This year’s birthday marked a quiet celebration of lavender, lovingly woven into the decorations and gifts from loved ones (see below) and culminating into a long-wished-for dream, visiting a real-life lavender farm.
As it turned out, we didn’t have to fly to Provence, just to find lavender fields. In a small town in the Midwest, tucked between fields and a copse of trees, is the small farm of Long Row.
The barn is the showstopper in terms of architecture at Long Row, boasting a timeless design, and classic charm like a tin roof and timber-frame construction. Chip and Joanna Gaines would be proud. The interior is part cafe, part gift shop, and includes a space for rentals.
At the time of our visit, the lavender had been harvested, save for a few late-blooming plants, a favorite attraction to eager bees.

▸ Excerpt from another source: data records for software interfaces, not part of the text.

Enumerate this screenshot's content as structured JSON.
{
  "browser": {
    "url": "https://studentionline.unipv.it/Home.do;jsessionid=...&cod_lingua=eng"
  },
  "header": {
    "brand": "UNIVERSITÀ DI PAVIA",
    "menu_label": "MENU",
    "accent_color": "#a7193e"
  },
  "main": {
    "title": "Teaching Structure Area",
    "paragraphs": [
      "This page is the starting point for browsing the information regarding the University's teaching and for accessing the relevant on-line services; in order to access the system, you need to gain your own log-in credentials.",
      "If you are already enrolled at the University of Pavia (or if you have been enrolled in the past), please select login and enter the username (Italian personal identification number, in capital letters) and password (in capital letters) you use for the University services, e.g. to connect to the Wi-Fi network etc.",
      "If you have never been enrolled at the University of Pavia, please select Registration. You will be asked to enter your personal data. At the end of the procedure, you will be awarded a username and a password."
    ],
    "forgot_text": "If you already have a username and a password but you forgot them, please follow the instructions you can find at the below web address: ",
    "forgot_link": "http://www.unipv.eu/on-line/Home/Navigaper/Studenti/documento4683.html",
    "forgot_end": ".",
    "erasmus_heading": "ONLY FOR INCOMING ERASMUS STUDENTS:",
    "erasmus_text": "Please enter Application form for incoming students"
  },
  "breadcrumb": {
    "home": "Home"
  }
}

We were however given permission to see the recently harvested lavender drying in the barn loft, and the lavender ropes were turning blue-purple as they aged.
You can imagine the fresh lavender scents and the sensation of blue buds crushed underfoot as we walked. The scent of tea wafting from kettles in the cafe. The allure of lavender-filled treats awaiting consumption.
So yes, the farm is quite charming overall and while I regret missing the peak bloom season, I’d love to come visit again next year and see the fields abloom and restock on some loverly lavender products. Learn more about Long Row Lavender here.
Taken yesterday with my iPhone. The blue morpho butterflies are currently hatching and mating. There were thousands of them. Quite a marvelous sight. I’m told by repeat visitors that nighttime is actually the best time to capture still shots as they are less active. I was pleased with this photo however.